(App and web page records)
━━━━━━━━━━━━━━━━

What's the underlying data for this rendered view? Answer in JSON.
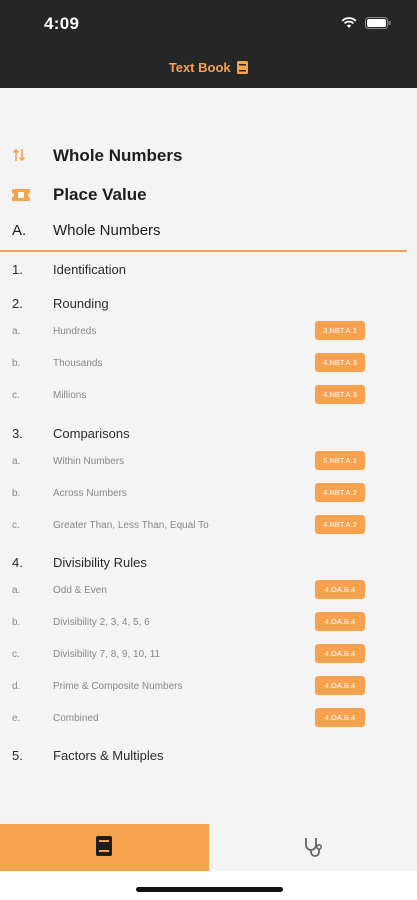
{
  "status": {
    "time": "4:09"
  },
  "nav": {
    "title": "Text Book"
  },
  "headers": [
    {
      "label": "Whole Numbers",
      "icon": "sort-arrows-icon"
    },
    {
      "label": "Place Value",
      "icon": "ticket-icon"
    }
  ],
  "section": {
    "letter": "A.",
    "title": "Whole Numbers"
  },
  "rows": [
    {
      "num": "1.",
      "label": "Identification",
      "badge": ""
    },
    {
      "num": "2.",
      "label": "Rounding",
      "badge": ""
    },
    {
      "num": "a.",
      "label": "Hundreds",
      "badge": "3.NBT.A.1"
    },
    {
      "num": "b.",
      "label": "Thousands",
      "badge": "4.NBT.A.3"
    },
    {
      "num": "c.",
      "label": "Millions",
      "badge": "4.NBT.A.3"
    },
    {
      "num": "3.",
      "label": "Comparisons",
      "badge": ""
    },
    {
      "num": "a.",
      "label": "Within Numbers",
      "badge": "5.NBT.A.1"
    },
    {
      "num": "b.",
      "label": "Across Numbers",
      "badge": "4.NBT.A.2"
    },
    {
      "num": "c.",
      "label": "Greater Than, Less Than, Equal To",
      "badge": "4.NBT.A.2"
    },
    {
      "num": "4.",
      "label": "Divisibility Rules",
      "badge": ""
    },
    {
      "num": "a.",
      "label": "Odd & Even",
      "badge": "4.OA.B.4"
    },
    {
      "num": "b.",
      "label": "Divisibility 2, 3, 4, 5, 6",
      "badge": "4.OA.B.4"
    },
    {
      "num": "c.",
      "label": "Divisibility 7, 8, 9, 10, 11",
      "badge": "4.OA.B.4"
    },
    {
      "num": "d.",
      "label": "Prime & Composite Numbers",
      "badge": "4.OA.B.4"
    },
    {
      "num": "e.",
      "label": "Combined",
      "badge": "4.OA.B.4"
    },
    {
      "num": "5.",
      "label": "Factors & Multiples",
      "badge": ""
    }
  ],
  "tabs": [
    {
      "icon": "book-icon",
      "active": true
    },
    {
      "icon": "stethoscope-icon",
      "active": false
    }
  ],
  "colors": {
    "accent": "#f7a24e",
    "bar": "#262626"
  }
}
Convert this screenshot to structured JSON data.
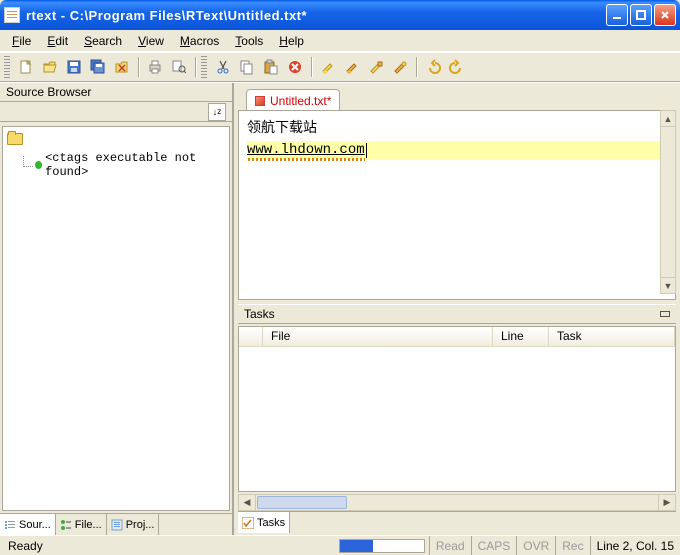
{
  "titlebar": {
    "text": "rtext - C:\\Program Files\\RText\\Untitled.txt*"
  },
  "menu": {
    "file": "File",
    "edit": "Edit",
    "search": "Search",
    "view": "View",
    "macros": "Macros",
    "tools": "Tools",
    "help": "Help"
  },
  "panels": {
    "source_browser": {
      "title": "Source Browser",
      "error": "<ctags executable not found>"
    },
    "tasks": {
      "title": "Tasks",
      "cols": {
        "file": "File",
        "line": "Line",
        "task": "Task"
      }
    }
  },
  "tabs": {
    "left": {
      "source": "Sour...",
      "file": "File...",
      "proj": "Proj..."
    },
    "bottom": {
      "tasks": "Tasks"
    },
    "doc": {
      "label": "Untitled.txt*"
    }
  },
  "editor": {
    "line1": "领航下载站",
    "line2": "www.lhdown.com"
  },
  "status": {
    "ready": "Ready",
    "read": "Read",
    "caps": "CAPS",
    "ovr": "OVR",
    "rec": "Rec",
    "pos": "Line 2, Col. 15",
    "progress_pct": 40
  },
  "icons": {
    "new": "new-icon",
    "open": "open-icon",
    "save": "save-icon",
    "saveall": "saveall-icon",
    "openfolder": "openfolder-icon",
    "options": "options-icon",
    "snapshot": "snapshot-icon",
    "cut": "cut-icon",
    "copy": "copy-icon",
    "paste": "paste-icon",
    "delete": "delete-icon",
    "find": "find-icon",
    "findnext": "findnext-icon",
    "replace": "replace-icon",
    "goto": "goto-icon",
    "undo": "undo-icon",
    "redo": "redo-icon"
  }
}
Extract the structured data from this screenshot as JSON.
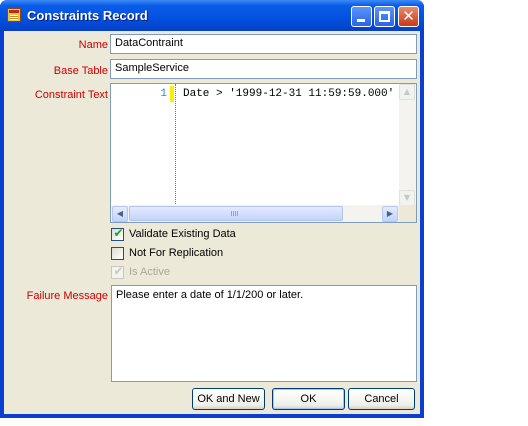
{
  "window": {
    "title": "Constraints Record",
    "app_icon": "table-form-icon",
    "controls": {
      "minimize_icon": "minimize-icon",
      "maximize_icon": "maximize-icon",
      "close_icon": "close-icon",
      "close_glyph": "✕"
    }
  },
  "form": {
    "name_label": "Name",
    "name_value": "DataContraint",
    "base_table_label": "Base Table",
    "base_table_value": "SampleService",
    "constraint_text_label": "Constraint Text",
    "editor": {
      "line_number": "1",
      "code": "Date > '1999-12-31 11:59:59.000'",
      "scroll_up": "▲",
      "scroll_down": "▼",
      "scroll_left": "◀",
      "scroll_right": "▶"
    },
    "options": {
      "validate_existing_label": "Validate Existing Data",
      "validate_existing_checked": true,
      "not_for_replication_label": "Not For Replication",
      "not_for_replication_checked": false,
      "is_active_label": "Is Active",
      "is_active_checked": true,
      "is_active_enabled": false,
      "check_glyph": "✔"
    },
    "failure_message_label": "Failure Message",
    "failure_message_value": "Please enter a date of 1/1/200 or later."
  },
  "buttons": {
    "ok_and_new": "OK and New",
    "ok": "OK",
    "cancel": "Cancel"
  },
  "colors": {
    "label_red": "#cc0000",
    "titlebar_blue": "#0452e0",
    "line_number_teal": "#2b91af",
    "change_marker_yellow": "#ffee00"
  }
}
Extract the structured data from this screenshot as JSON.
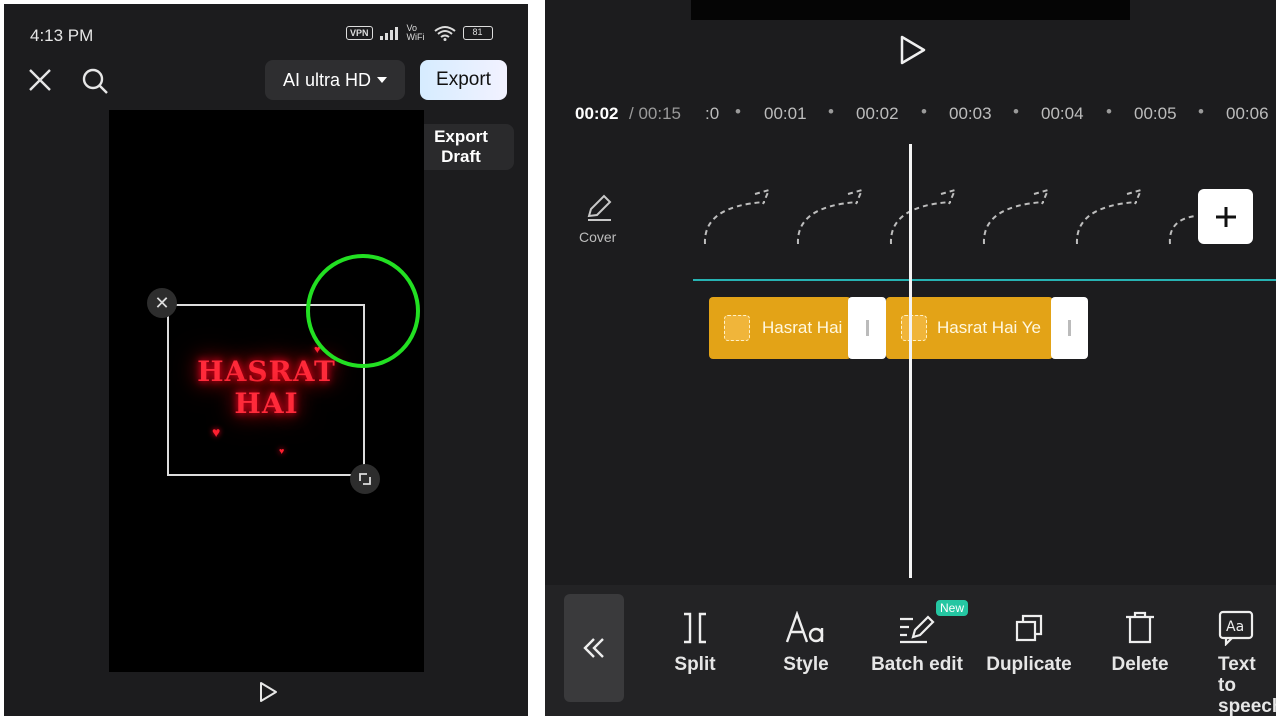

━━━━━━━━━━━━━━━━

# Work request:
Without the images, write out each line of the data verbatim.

# Response area:
What's the underlying data for this rendered view? Answer in JSON.
{
  "status": {
    "time": "4:09"
  },
  "nav": {
    "title": "Text Book"
  },
  "headers": [
    {
      "label": "Whole Numbers",
      "icon": "sort-arrows-icon"
    },
    {
      "label": "Place Value",
      "icon": "ticket-icon"
    }
  ],
  "section": {
    "letter": "A.",
    "title": "Whole Numbers"
  },
  "rows": [
    {
      "num": "1.",
      "label": "Identification",
      "badge": ""
    },
    {
      "num": "2.",
      "label": "Rounding",
      "badge": ""
    },
    {
      "num": "a.",
      "label": "Hundreds",
      "badge": "3.NBT.A.1"
    },
    {
      "num": "b.",
      "label": "Thousands",
      "badge": "4.NBT.A.3"
    },
    {
      "num": "c.",
      "label": "Millions",
      "badge": "4.NBT.A.3"
    },
    {
      "num": "3.",
      "label": "Comparisons",
      "badge": ""
    },
    {
      "num": "a.",
      "label": "Within Numbers",
      "badge": "5.NBT.A.1"
    },
    {
      "num": "b.",
      "label": "Across Numbers",
      "badge": "4.NBT.A.2"
    },
    {
      "num": "c.",
      "label": "Greater Than, Less Than, Equal To",
      "badge": "4.NBT.A.2"
    },
    {
      "num": "4.",
      "label": "Divisibility Rules",
      "badge": ""
    },
    {
      "num": "a.",
      "label": "Odd & Even",
      "badge": "4.OA.B.4"
    },
    {
      "num": "b.",
      "label": "Divisibility 2, 3, 4, 5, 6",
      "badge": "4.OA.B.4"
    },
    {
      "num": "c.",
      "label": "Divisibility 7, 8, 9, 10, 11",
      "badge": "4.OA.B.4"
    },
    {
      "num": "d.",
      "label": "Prime & Composite Numbers",
      "badge": "4.OA.B.4"
    },
    {
      "num": "e.",
      "label": "Combined",
      "badge": "4.OA.B.4"
    },
    {
      "num": "5.",
      "label": "Factors & Multiples",
      "badge": ""
    }
  ],
  "tabs": [
    {
      "icon": "book-icon",
      "active": true
    },
    {
      "icon": "stethoscope-icon",
      "active": false
    }
  ],
  "colors": {
    "accent": "#f7a24e",
    "bar": "#262626"
  }
}
Convert this screenshot to structured JSON data.
{
  "titlebar": {
    "text": "rtext - C:\\Program Files\\RText\\Untitled.txt*"
  },
  "menu": {
    "file": "File",
    "edit": "Edit",
    "search": "Search",
    "view": "View",
    "macros": "Macros",
    "tools": "Tools",
    "help": "Help"
  },
  "panels": {
    "source_browser": {
      "title": "Source Browser",
      "error": "<ctags executable not found>"
    },
    "tasks": {
      "title": "Tasks",
      "cols": {
        "file": "File",
        "line": "Line",
        "task": "Task"
      }
    }
  },
  "tabs": {
    "left": {
      "source": "Sour...",
      "file": "File...",
      "proj": "Proj..."
    },
    "bottom": {
      "tasks": "Tasks"
    },
    "doc": {
      "label": "Untitled.txt*"
    }
  },
  "editor": {
    "line1": "领航下载站",
    "line2": "www.lhdown.com"
  },
  "status": {
    "ready": "Ready",
    "read": "Read",
    "caps": "CAPS",
    "ovr": "OVR",
    "rec": "Rec",
    "pos": "Line 2, Col. 15",
    "progress_pct": 40
  },
  "icons": {
    "new": "new-icon",
    "open": "open-icon",
    "save": "save-icon",
    "saveall": "saveall-icon",
    "openfolder": "openfolder-icon",
    "options": "options-icon",
    "snapshot": "snapshot-icon",
    "cut": "cut-icon",
    "copy": "copy-icon",
    "paste": "paste-icon",
    "delete": "delete-icon",
    "find": "find-icon",
    "findnext": "findnext-icon",
    "replace": "replace-icon",
    "goto": "goto-icon",
    "undo": "undo-icon",
    "redo": "redo-icon"
  }
}
Extract the structured data from this screenshot as JSON.
{
  "window": {
    "title": "Constraints Record",
    "app_icon": "table-form-icon",
    "controls": {
      "minimize_icon": "minimize-icon",
      "maximize_icon": "maximize-icon",
      "close_icon": "close-icon",
      "close_glyph": "✕"
    }
  },
  "form": {
    "name_label": "Name",
    "name_value": "DataContraint",
    "base_table_label": "Base Table",
    "base_table_value": "SampleService",
    "constraint_text_label": "Constraint Text",
    "editor": {
      "line_number": "1",
      "code": "Date > '1999-12-31 11:59:59.000'",
      "scroll_up": "▲",
      "scroll_down": "▼",
      "scroll_left": "◀",
      "scroll_right": "▶"
    },
    "options": {
      "validate_existing_label": "Validate Existing Data",
      "validate_existing_checked": true,
      "not_for_replication_label": "Not For Replication",
      "not_for_replication_checked": false,
      "is_active_label": "Is Active",
      "is_active_checked": true,
      "is_active_enabled": false,
      "check_glyph": "✔"
    },
    "failure_message_label": "Failure Message",
    "failure_message_value": "Please enter a date of 1/1/200 or later."
  },
  "buttons": {
    "ok_and_new": "OK and New",
    "ok": "OK",
    "cancel": "Cancel"
  },
  "colors": {
    "label_red": "#cc0000",
    "titlebar_blue": "#0452e0",
    "line_number_teal": "#2b91af",
    "change_marker_yellow": "#ffee00"
  }
}
Extract the structured data from this screenshot as JSON.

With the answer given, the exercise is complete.